--- RECORDS Enclosed Below ---
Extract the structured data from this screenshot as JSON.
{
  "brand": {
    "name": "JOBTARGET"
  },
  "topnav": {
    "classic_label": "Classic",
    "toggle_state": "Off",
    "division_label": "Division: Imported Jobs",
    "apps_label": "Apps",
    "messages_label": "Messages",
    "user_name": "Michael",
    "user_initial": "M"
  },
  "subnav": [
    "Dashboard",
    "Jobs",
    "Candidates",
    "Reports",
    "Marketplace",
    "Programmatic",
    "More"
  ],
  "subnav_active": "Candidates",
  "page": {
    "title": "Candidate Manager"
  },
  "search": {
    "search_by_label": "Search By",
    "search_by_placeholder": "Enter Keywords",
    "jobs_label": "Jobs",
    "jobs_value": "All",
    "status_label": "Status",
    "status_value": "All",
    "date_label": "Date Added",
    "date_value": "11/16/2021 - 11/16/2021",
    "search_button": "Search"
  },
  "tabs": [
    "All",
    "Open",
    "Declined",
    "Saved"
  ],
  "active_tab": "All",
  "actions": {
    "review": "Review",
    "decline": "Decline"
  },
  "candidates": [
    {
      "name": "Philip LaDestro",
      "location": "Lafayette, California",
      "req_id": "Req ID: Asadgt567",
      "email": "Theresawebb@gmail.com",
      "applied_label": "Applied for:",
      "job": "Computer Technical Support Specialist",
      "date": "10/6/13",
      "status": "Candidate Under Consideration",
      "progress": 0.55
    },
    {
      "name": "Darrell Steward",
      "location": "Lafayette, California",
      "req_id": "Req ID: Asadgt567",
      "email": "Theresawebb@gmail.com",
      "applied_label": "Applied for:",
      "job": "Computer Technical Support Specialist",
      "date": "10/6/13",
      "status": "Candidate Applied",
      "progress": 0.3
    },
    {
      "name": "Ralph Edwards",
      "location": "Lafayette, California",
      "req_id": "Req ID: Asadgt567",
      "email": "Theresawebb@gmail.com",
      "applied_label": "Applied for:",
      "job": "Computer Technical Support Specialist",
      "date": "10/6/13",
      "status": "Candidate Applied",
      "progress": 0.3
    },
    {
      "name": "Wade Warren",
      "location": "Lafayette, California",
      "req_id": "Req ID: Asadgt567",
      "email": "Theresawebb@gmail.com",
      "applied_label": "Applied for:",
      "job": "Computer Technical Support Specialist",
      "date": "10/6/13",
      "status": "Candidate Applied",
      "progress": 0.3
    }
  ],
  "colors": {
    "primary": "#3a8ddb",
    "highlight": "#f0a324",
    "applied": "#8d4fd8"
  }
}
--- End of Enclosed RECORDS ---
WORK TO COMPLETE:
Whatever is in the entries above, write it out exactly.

TASK ANSWER:
Extract the structured data from this screenshot as JSON.
{
  "brand": {
    "name": "JOBTARGET"
  },
  "topnav": {
    "classic_label": "Classic",
    "toggle_state": "Off",
    "division_label": "Division: Imported Jobs",
    "apps_label": "Apps",
    "messages_label": "Messages",
    "user_name": "Michael",
    "user_initial": "M"
  },
  "subnav": [
    "Dashboard",
    "Jobs",
    "Candidates",
    "Reports",
    "Marketplace",
    "Programmatic",
    "More"
  ],
  "subnav_active": "Candidates",
  "page": {
    "title": "Candidate Manager"
  },
  "search": {
    "search_by_label": "Search By",
    "search_by_placeholder": "Enter Keywords",
    "jobs_label": "Jobs",
    "jobs_value": "All",
    "status_label": "Status",
    "status_value": "All",
    "date_label": "Date Added",
    "date_value": "11/16/2021 - 11/16/2021",
    "search_button": "Search"
  },
  "tabs": [
    "All",
    "Open",
    "Declined",
    "Saved"
  ],
  "active_tab": "All",
  "actions": {
    "review": "Review",
    "decline": "Decline"
  },
  "candidates": [
    {
      "name": "Philip LaDestro",
      "location": "Lafayette, California",
      "req_id": "Req ID: Asadgt567",
      "email": "Theresawebb@gmail.com",
      "applied_label": "Applied for:",
      "job": "Computer Technical Support Specialist",
      "date": "10/6/13",
      "status": "Candidate Under Consideration",
      "progress": 0.55
    },
    {
      "name": "Darrell Steward",
      "location": "Lafayette, California",
      "req_id": "Req ID: Asadgt567",
      "email": "Theresawebb@gmail.com",
      "applied_label": "Applied for:",
      "job": "Computer Technical Support Specialist",
      "date": "10/6/13",
      "status": "Candidate Applied",
      "progress": 0.3
    },
    {
      "name": "Ralph Edwards",
      "location": "Lafayette, California",
      "req_id": "Req ID: Asadgt567",
      "email": "Theresawebb@gmail.com",
      "applied_label": "Applied for:",
      "job": "Computer Technical Support Specialist",
      "date": "10/6/13",
      "status": "Candidate Applied",
      "progress": 0.3
    },
    {
      "name": "Wade Warren",
      "location": "Lafayette, California",
      "req_id": "Req ID: Asadgt567",
      "email": "Theresawebb@gmail.com",
      "applied_label": "Applied for:",
      "job": "Computer Technical Support Specialist",
      "date": "10/6/13",
      "status": "Candidate Applied",
      "progress": 0.3
    }
  ],
  "colors": {
    "primary": "#3a8ddb",
    "highlight": "#f0a324",
    "applied": "#8d4fd8"
  }
}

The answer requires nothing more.